• **Your task**: Lines from the records below that contain the word "title" are to be copied out.

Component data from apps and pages
━━━━━━━━━━━━━━━━━━━━━━━━━━━━━━
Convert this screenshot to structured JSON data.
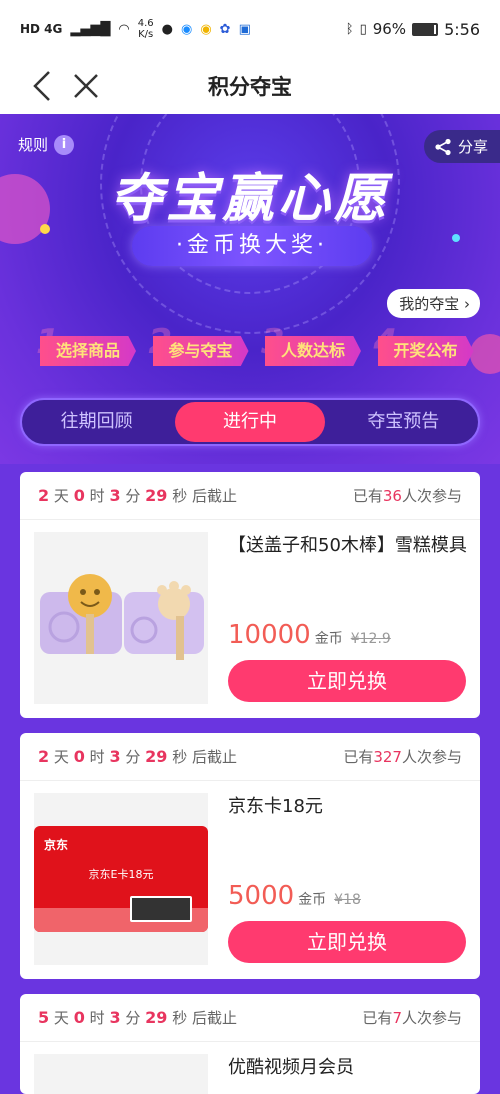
{
  "status": {
    "network_tags": "HD 4G",
    "speed_value": "4.6",
    "speed_unit": "K/s",
    "battery": "96%",
    "time": "5:56"
  },
  "nav": {
    "title": "积分夺宝",
    "back_icon": "chevron-left-icon",
    "close_icon": "close-icon"
  },
  "banner": {
    "rules_label": "规则",
    "share_label": "分享",
    "headline": "夺宝赢心愿",
    "subhead": "·金币换大奖·",
    "my_label": "我的夺宝",
    "steps": [
      {
        "num": "1",
        "label": "选择商品"
      },
      {
        "num": "2",
        "label": "参与夺宝"
      },
      {
        "num": "3",
        "label": "人数达标"
      },
      {
        "num": "4",
        "label": "开奖公布"
      }
    ]
  },
  "tabs": [
    {
      "label": "往期回顾",
      "active": false
    },
    {
      "label": "进行中",
      "active": true
    },
    {
      "label": "夺宝预告",
      "active": false
    }
  ],
  "countdown_units": {
    "day": "天",
    "hour": "时",
    "min": "分",
    "sec": "秒",
    "suffix": "后截止"
  },
  "participants_prefix": "已有",
  "participants_suffix": "人次参与",
  "buy_label": "立即兑换",
  "coin_unit": "金币",
  "items": [
    {
      "days": "2",
      "hours": "0",
      "mins": "3",
      "secs": "29",
      "participants": "36",
      "title": "【送盖子和50木棒】雪糕模具",
      "price": "10000",
      "old_price": "¥12.9"
    },
    {
      "days": "2",
      "hours": "0",
      "mins": "3",
      "secs": "29",
      "participants": "327",
      "title": "京东卡18元",
      "price": "5000",
      "old_price": "¥18",
      "card_brand": "京东",
      "card_text": "京东E卡18元"
    },
    {
      "days": "5",
      "hours": "0",
      "mins": "3",
      "secs": "29",
      "participants": "7",
      "title": "优酷视频月会员"
    }
  ]
}
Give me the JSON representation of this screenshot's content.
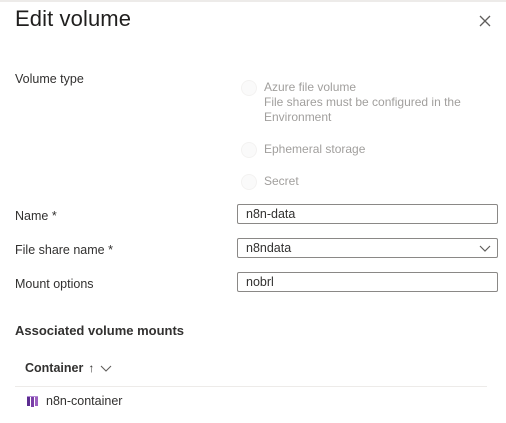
{
  "dialog": {
    "title": "Edit volume",
    "close_icon": "close-icon"
  },
  "volume_type": {
    "label": "Volume type",
    "options": [
      {
        "label": "Azure file volume",
        "description": "File shares must be configured in the Environment",
        "selected": false
      },
      {
        "label": "Ephemeral storage",
        "selected": false
      },
      {
        "label": "Secret",
        "selected": false
      }
    ]
  },
  "form": {
    "name": {
      "label": "Name *",
      "value": "n8n-data"
    },
    "file_share": {
      "label": "File share name *",
      "value": "n8ndata"
    },
    "mount_options": {
      "label": "Mount options",
      "value": "nobrl"
    }
  },
  "mounts": {
    "heading": "Associated volume mounts",
    "column_header": "Container",
    "sort_arrow": "↑",
    "rows": [
      {
        "name": "n8n-container",
        "icon": "container-icon"
      }
    ]
  },
  "colors": {
    "accent": "#7a3ea7",
    "border": "#8a8886",
    "disabled_text": "#a19f9d"
  }
}
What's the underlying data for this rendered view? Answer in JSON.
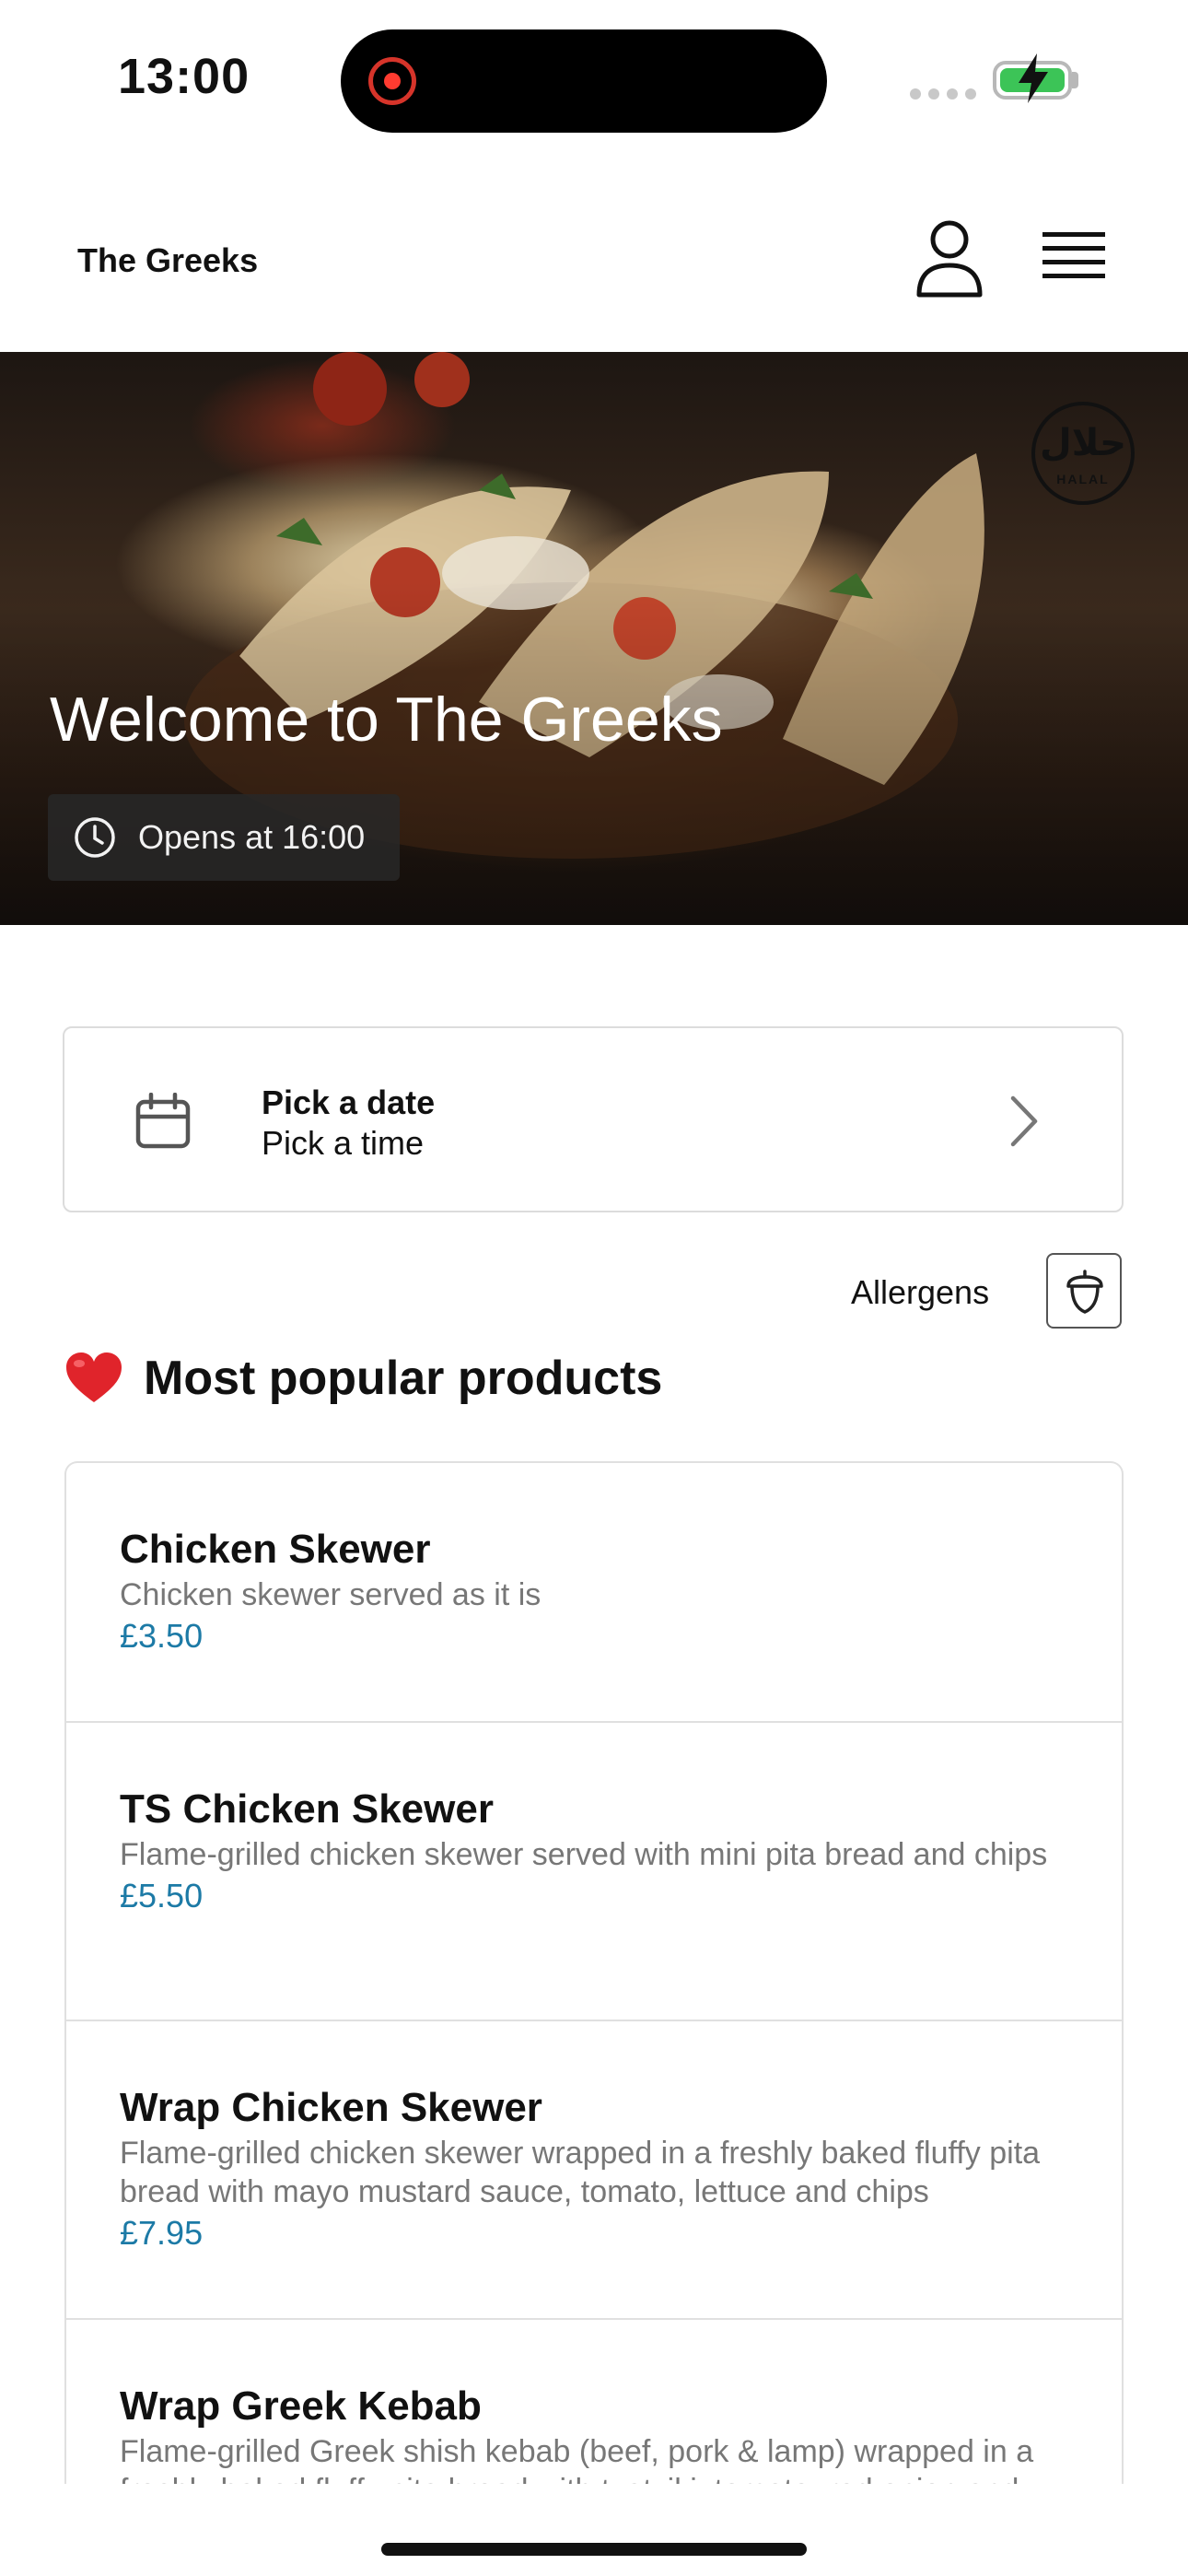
{
  "status_bar": {
    "time": "13:00"
  },
  "header": {
    "brand": "The Greeks",
    "profile_icon": "person-icon",
    "menu_icon": "hamburger-menu-icon"
  },
  "hero": {
    "title": "Welcome to The Greeks",
    "hours": "Opens at 16:00",
    "badge_arabic": "حلال",
    "badge_text": "HALAL"
  },
  "schedule": {
    "date_label": "Pick a date",
    "time_label": "Pick a time"
  },
  "allergens": {
    "label": "Allergens",
    "icon": "acorn-icon"
  },
  "popular": {
    "title": "Most popular products",
    "icon": "heart-icon",
    "items": [
      {
        "name": "Chicken Skewer",
        "description": "Chicken skewer served as it is",
        "price": "£3.50"
      },
      {
        "name": "TS Chicken Skewer",
        "description": "Flame-grilled chicken skewer served with mini pita bread and chips",
        "price": "£5.50"
      },
      {
        "name": "Wrap Chicken Skewer",
        "description": "Flame-grilled chicken skewer wrapped in a freshly baked fluffy pita bread with mayo mustard sauce, tomato, lettuce and chips",
        "price": "£7.95"
      },
      {
        "name": "Wrap Greek Kebab",
        "description": "Flame-grilled Greek shish kebab (beef, pork & lamp) wrapped in a freshly baked fluffy pita bread with tzatziki, tomato, red onion and chips",
        "price": ""
      }
    ]
  },
  "colors": {
    "price": "#1c7aa6",
    "recording": "#ff3b30",
    "battery": "#3cc457"
  }
}
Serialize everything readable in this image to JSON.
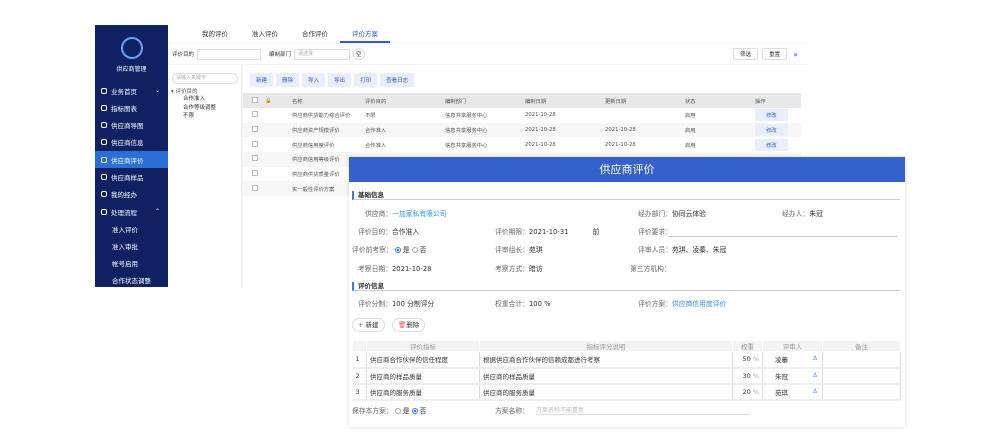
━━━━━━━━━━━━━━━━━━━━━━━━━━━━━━
• **Output of the task**:
    "title": "积分夺宝",
      "title": "【送盖子和50木棒】雪糕模具",
      "title": "京东卡18元",
      "title": "优酷视频月会员"
    "title": "Edit volume",
    "title": "Welcome to The Greeks",
    "title": "Most popular products",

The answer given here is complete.